The chalky-white bottom and sparse vegetation make it feel like you are diving in a tile-lined blue pool on a sunny day. Underwater relics of a former cement factory have been preserved over time, and you can comfortably dive along the old paved road, float up the conveyor belt near the steep slope, or explore an old truck at a depth of 100 feet. Don’t miss the model of a great white shark and a plane that floats around 30 feet, just below the thermocline.

The dive site also features a campsite and a few vacation rentals.


Below the surface at Fehmarn Island

Ostseebasis Fehmarn

Wreck Diving in the Baltic Sea

Diving in the Baltic Sea is well worth the effort, even if the water temperatures usually remain below 68 degree F, even during the summer months. However, the brackish seawater hosts many treasures. Just beyond mussel beds, lush seagrass meadows, and stone fields, there are thousands of wrecks, including old Viking Ships. According to some estimates, there may be up to 100,000 wrecks scattered along the bottom of the Baltic Sea. One of Germany’s best Baltic wreck diving locations is along the northernmost Fehmarn peninsula, which is famously the location of Jimi Hendrix’s final concert.

Interested in wreck diving? Join PADI Club today and save 20% off your PADI Wreck Diving eLearning material

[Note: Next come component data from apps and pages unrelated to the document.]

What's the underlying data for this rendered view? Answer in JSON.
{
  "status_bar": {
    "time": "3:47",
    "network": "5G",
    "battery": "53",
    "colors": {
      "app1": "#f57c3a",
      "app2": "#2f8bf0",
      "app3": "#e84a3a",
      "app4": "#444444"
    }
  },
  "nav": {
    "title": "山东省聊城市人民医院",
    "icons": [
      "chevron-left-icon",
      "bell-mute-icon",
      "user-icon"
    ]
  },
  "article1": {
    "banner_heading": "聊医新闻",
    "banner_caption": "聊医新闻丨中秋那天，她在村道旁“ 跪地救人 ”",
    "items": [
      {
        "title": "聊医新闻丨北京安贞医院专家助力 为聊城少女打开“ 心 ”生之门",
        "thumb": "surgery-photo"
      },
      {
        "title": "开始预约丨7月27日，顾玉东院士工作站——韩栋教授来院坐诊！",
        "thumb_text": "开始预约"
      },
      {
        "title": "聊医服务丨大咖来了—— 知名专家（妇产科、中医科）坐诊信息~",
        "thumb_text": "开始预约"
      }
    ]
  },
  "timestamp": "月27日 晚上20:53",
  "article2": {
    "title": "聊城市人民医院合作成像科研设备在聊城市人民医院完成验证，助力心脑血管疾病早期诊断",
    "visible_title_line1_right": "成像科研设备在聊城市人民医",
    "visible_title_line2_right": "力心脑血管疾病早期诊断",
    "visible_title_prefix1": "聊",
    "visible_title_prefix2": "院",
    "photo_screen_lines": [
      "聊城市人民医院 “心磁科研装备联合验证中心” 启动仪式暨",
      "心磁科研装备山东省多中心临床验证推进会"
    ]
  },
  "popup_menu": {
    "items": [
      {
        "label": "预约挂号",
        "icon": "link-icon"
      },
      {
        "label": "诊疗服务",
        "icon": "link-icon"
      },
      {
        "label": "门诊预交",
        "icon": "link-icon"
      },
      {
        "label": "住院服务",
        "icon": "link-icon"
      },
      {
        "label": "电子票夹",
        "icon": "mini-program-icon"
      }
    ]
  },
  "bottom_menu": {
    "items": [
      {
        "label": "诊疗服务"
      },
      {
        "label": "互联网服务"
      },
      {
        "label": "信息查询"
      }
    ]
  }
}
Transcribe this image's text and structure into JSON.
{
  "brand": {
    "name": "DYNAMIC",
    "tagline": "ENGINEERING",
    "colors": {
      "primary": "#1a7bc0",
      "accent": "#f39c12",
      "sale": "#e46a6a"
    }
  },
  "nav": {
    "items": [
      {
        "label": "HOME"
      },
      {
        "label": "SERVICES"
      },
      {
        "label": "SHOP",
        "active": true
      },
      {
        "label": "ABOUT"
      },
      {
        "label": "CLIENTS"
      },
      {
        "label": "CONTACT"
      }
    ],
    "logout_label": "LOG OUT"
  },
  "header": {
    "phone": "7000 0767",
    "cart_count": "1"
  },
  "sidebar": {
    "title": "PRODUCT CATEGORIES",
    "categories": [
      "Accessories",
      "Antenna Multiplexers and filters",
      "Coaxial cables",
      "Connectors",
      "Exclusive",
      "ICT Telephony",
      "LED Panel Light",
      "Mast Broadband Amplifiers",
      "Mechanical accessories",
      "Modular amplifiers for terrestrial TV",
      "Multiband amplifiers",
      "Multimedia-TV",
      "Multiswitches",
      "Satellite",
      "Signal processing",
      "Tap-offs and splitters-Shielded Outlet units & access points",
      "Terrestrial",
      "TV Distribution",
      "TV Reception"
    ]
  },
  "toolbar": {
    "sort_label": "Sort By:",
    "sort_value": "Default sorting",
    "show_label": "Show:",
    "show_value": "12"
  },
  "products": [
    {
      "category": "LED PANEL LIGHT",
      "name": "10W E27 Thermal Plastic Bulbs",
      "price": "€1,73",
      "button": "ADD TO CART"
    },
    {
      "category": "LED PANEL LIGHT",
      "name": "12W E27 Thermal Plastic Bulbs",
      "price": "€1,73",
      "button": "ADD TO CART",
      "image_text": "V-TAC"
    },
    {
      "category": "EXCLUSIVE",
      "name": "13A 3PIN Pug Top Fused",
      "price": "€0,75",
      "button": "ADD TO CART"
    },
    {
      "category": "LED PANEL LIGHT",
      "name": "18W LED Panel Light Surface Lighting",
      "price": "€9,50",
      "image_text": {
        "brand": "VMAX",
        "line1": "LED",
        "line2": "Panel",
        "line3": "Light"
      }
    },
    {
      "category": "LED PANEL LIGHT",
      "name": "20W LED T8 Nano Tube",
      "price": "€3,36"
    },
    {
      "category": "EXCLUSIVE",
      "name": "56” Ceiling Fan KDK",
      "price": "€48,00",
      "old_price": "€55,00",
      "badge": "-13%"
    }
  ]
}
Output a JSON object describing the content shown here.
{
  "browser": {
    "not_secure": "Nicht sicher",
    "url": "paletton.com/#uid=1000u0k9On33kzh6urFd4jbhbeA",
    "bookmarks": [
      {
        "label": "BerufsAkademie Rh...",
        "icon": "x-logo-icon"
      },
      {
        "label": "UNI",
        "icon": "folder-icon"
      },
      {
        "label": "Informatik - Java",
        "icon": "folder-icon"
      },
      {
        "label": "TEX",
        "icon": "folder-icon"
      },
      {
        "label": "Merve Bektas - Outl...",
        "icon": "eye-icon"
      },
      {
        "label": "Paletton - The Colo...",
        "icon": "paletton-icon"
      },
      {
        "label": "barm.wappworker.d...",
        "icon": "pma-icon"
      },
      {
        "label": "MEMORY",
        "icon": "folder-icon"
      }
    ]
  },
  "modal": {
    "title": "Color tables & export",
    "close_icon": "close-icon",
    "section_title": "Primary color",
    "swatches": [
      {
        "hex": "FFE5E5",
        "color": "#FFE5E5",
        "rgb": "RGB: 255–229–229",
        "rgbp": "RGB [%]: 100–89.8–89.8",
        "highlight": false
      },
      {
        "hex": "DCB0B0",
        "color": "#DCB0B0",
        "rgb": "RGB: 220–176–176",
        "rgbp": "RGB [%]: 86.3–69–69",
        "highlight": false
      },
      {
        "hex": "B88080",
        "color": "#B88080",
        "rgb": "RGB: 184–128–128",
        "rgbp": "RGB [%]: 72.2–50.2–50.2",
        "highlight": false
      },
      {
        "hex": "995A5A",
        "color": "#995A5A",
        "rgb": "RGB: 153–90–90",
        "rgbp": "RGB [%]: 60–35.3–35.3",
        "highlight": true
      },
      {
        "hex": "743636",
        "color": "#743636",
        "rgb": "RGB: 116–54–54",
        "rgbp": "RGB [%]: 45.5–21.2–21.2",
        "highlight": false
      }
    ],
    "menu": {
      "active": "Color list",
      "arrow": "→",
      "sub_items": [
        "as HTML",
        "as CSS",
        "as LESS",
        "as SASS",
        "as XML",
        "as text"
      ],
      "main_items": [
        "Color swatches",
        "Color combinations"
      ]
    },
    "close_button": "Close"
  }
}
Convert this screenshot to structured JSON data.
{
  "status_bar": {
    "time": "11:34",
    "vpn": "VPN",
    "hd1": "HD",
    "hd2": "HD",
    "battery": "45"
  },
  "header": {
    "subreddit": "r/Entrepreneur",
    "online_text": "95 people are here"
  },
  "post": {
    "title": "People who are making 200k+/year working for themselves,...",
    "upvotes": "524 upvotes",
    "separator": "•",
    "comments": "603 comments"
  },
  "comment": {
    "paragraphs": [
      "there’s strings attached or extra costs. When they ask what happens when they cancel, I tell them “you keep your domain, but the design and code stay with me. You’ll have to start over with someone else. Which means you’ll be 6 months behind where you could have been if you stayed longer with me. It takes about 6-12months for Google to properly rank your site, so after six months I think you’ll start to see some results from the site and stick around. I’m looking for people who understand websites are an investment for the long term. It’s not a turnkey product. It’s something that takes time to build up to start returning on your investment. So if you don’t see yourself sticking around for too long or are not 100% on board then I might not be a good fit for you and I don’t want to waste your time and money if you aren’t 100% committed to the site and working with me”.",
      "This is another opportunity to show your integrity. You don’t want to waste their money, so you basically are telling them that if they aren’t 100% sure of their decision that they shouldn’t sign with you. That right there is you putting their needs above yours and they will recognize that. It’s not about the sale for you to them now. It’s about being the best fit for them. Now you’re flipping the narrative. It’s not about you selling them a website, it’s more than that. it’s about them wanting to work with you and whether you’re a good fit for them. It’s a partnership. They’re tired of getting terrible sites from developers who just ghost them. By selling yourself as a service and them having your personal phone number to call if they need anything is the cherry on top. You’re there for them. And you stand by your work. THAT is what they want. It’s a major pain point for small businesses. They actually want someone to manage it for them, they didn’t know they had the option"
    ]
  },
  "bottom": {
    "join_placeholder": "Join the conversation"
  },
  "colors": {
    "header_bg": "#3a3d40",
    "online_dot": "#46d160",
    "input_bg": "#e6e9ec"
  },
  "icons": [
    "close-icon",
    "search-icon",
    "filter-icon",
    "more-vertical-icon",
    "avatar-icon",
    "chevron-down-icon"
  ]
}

Fehmarn’s waters offer several underwater attractions close to shore at comfortable depths between 30 and 50 feet. Divers should be prepared for currents and poor visibility, but if you embrace the challenge, you can explore historical tall ships or even World War II wrecks. An advanced but popular dive site is the Burg VS 54, which is a 145-foot long former fish trawler dating back to 1937 that sank during World War II after hitting a sea mine. Another diver favorite is the drift dive under the famous 800-foot long Fehmarnsund Bridge.

Fehmarn is the perfect starting point to explore northern Europe. The Danish coast is only 12 miles away.


Sundhäuser See

Tauchsportzentrum Nordhausen

Underwater Village at Sundhäuser See

Lots of fish and first-class visibility all year round attract visitors to the Nordhäuser Seenplatte in Thuringia. Be sure to check outLake Sundhäuser, the gem of the five quarry ponds that make up this inland dive site.

Explore large carp, perch, pike and even sturgeon, and the must-see highlight: the (artificial) underwater town of Nordhusia. In addition to towers, half-timbered houses, and historic walls, there is even a church - including a cemetery.


Nuttlar mine

Susanne Schmidt

Mine Diving in North Rhine-Westphalia

One of the most exciting diving spots in the country awaits on the edge of the river Ruhr. The former Nuttlar slate mine is the largest diveable mine in Germany, and it consists of two underground flooded levels that stretch over seven miles.

Related Reading: Diving Germany—Lake Constance is Calling

To access the dark waters of the site, you descend through a yellow container about 90 feet into a tunnel. The mine is preserved exactly as it was left by the workers in 1985, even the original jackets still hang in the break room. Experienced cave divers can explore the old tunnels at length, and even non-certified cave divers have the chance to take a peek underground.

There is a small lake at the entrance where you can surface at any time—even though you are underground. If you feel comfortable in an overhead environment, there are classes to take your first steps toward becoming a certified cave or mine diver.


Walchensee: Diving with mountain views in Bavaria

Lake Walchensee is one of Germany’s deepest and largest Alpine lakes. This diving hot spot lies at an altitude of 2635 feet, just an hour's drive from Munich on the northern edge of the Bavarian Alps. Pike, char and perch frolic on the steep slopes of the crystal clear waters, which can reach depths of over 600 feet. The turquoise lake is home to plane and car wrecks, and if you are lucky, you might even discover a lost treasure. If there is any truth to the myth, a cache of gold from the nearby Benediktbeuern monastery is hidden somewhere in the depths of the lake.